▶ _Activity_
Look through the records below, and whenever a line contains "image", copy it.

┌─ Exercise material

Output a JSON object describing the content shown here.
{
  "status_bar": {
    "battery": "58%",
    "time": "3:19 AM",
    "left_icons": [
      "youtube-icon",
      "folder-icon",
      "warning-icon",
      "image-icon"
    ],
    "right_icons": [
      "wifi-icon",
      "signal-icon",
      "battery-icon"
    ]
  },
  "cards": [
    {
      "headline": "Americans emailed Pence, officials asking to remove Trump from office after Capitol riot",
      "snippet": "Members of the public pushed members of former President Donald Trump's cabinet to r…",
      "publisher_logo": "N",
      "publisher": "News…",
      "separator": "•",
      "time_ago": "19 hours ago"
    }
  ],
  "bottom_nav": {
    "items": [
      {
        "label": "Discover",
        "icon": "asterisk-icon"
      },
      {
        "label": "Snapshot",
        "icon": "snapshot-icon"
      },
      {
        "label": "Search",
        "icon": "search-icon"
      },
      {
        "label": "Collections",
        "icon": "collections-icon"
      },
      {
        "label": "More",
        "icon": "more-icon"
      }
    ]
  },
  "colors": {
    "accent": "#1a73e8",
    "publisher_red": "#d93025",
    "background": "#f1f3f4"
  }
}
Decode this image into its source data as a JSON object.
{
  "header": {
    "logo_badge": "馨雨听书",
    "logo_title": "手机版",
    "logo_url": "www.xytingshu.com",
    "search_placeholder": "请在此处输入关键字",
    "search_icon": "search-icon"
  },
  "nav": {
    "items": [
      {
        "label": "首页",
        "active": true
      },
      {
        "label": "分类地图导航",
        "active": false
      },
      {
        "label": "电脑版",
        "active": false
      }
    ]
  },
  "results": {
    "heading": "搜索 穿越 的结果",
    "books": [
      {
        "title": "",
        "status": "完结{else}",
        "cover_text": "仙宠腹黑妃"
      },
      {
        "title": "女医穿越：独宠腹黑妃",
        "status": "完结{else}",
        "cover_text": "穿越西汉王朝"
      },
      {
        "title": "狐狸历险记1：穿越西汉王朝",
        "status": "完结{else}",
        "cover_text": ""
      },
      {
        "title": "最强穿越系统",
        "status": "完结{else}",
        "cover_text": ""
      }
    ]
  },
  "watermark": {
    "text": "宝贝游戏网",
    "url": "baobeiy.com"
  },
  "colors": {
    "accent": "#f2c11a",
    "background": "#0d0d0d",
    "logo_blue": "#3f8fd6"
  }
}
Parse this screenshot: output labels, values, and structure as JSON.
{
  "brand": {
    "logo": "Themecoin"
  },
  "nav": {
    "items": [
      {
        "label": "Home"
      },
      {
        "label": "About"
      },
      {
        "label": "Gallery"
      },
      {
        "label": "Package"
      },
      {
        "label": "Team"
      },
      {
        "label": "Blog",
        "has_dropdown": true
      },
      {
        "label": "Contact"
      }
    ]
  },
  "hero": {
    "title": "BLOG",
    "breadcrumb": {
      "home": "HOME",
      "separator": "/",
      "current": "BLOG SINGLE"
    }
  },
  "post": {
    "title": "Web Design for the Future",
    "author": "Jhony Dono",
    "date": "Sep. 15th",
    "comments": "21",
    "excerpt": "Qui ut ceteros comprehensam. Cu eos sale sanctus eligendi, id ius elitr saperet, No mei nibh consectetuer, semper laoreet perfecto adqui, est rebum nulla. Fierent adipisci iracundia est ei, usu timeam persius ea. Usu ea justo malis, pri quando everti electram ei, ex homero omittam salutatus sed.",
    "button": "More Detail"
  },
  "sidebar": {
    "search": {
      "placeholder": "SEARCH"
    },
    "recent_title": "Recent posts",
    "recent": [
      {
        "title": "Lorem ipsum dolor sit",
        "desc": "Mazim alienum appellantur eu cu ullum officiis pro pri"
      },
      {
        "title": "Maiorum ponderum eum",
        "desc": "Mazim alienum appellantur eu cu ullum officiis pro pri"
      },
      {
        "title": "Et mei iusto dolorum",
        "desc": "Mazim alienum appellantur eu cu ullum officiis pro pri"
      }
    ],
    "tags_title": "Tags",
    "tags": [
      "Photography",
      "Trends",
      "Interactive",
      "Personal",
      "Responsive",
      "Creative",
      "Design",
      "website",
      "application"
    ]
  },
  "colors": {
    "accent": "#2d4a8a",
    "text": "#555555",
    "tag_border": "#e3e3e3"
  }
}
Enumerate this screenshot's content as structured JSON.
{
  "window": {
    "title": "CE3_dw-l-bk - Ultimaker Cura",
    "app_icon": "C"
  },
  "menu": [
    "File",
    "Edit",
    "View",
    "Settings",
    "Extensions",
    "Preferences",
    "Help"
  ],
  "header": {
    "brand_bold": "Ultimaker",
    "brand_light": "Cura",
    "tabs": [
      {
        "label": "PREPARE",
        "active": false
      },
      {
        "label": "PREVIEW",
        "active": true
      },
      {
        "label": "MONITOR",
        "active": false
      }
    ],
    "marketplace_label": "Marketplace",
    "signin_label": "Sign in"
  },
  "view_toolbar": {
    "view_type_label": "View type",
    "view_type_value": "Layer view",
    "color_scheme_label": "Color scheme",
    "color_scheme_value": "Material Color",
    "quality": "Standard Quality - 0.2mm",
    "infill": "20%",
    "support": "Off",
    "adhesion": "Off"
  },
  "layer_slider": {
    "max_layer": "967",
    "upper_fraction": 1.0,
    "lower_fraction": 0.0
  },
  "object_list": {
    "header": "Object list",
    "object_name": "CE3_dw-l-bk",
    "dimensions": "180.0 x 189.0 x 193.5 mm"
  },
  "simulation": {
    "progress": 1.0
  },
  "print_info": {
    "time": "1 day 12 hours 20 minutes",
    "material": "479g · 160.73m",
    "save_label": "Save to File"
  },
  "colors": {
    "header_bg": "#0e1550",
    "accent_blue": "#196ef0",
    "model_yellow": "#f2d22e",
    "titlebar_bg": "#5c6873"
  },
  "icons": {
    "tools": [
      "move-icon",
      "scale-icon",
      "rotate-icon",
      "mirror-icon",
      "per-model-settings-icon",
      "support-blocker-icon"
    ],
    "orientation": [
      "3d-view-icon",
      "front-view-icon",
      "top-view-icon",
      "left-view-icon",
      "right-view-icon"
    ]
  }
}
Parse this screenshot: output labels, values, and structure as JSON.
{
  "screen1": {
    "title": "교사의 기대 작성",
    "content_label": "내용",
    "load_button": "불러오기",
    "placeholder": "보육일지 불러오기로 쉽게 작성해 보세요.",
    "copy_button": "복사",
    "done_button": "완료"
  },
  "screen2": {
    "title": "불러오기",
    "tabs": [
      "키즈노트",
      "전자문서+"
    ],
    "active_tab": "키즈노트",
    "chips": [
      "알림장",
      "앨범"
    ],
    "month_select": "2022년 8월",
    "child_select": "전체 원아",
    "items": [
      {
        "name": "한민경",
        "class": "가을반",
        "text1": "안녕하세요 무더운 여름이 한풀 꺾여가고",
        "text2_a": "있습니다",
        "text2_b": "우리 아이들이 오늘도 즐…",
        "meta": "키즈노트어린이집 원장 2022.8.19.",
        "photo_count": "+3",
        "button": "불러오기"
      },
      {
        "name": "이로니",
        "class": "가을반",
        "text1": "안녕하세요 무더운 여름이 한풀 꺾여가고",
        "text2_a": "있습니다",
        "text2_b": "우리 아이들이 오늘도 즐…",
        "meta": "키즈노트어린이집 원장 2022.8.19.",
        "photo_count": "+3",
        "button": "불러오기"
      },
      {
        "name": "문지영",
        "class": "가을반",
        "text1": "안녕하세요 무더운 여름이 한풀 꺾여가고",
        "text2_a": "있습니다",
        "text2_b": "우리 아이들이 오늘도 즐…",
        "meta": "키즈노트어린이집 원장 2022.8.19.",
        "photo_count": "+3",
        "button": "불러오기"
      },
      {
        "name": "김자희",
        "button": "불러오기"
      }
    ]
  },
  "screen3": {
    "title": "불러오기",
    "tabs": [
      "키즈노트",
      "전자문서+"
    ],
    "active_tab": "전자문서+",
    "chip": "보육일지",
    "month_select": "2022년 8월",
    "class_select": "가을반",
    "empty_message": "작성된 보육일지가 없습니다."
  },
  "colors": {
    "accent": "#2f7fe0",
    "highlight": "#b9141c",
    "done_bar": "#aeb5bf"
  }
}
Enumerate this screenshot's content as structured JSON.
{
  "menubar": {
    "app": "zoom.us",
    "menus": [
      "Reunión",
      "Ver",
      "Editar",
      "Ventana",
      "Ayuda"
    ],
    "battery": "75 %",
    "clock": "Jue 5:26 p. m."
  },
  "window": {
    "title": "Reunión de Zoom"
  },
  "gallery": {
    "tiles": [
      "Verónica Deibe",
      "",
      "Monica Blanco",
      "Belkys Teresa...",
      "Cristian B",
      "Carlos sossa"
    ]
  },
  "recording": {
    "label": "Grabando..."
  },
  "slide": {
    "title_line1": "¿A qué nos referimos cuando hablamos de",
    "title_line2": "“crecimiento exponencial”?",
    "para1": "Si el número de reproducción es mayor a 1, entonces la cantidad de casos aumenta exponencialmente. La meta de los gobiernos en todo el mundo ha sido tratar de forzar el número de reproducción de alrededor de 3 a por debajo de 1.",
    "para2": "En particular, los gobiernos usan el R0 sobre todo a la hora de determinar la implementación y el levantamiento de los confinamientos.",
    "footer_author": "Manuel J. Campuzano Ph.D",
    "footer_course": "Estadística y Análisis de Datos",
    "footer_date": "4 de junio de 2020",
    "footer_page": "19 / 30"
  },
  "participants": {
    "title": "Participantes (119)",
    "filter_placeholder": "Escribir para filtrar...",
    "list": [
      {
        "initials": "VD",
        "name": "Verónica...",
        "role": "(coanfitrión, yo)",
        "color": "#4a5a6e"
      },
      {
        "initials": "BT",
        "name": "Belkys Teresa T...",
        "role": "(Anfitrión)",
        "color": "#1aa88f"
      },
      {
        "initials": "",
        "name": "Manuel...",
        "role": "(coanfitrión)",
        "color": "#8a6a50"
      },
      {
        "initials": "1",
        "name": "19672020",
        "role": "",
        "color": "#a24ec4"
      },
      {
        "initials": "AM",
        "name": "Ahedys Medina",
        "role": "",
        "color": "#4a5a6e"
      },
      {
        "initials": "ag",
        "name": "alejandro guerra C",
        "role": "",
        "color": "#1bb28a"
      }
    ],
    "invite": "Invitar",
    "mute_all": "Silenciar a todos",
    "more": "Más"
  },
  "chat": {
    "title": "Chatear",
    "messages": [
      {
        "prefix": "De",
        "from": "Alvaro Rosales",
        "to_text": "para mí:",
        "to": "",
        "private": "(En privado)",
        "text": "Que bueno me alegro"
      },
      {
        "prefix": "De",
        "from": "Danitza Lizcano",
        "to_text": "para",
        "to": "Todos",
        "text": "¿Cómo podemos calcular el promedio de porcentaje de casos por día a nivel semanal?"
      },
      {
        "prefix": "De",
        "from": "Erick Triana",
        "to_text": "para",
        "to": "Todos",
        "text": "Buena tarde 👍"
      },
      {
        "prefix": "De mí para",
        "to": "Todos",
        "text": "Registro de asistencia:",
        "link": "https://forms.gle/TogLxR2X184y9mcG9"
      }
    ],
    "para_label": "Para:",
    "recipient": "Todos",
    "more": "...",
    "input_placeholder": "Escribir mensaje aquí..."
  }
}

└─

▶ _Output below_
      "image-icon"
Decode this image into its source data as a JSON object.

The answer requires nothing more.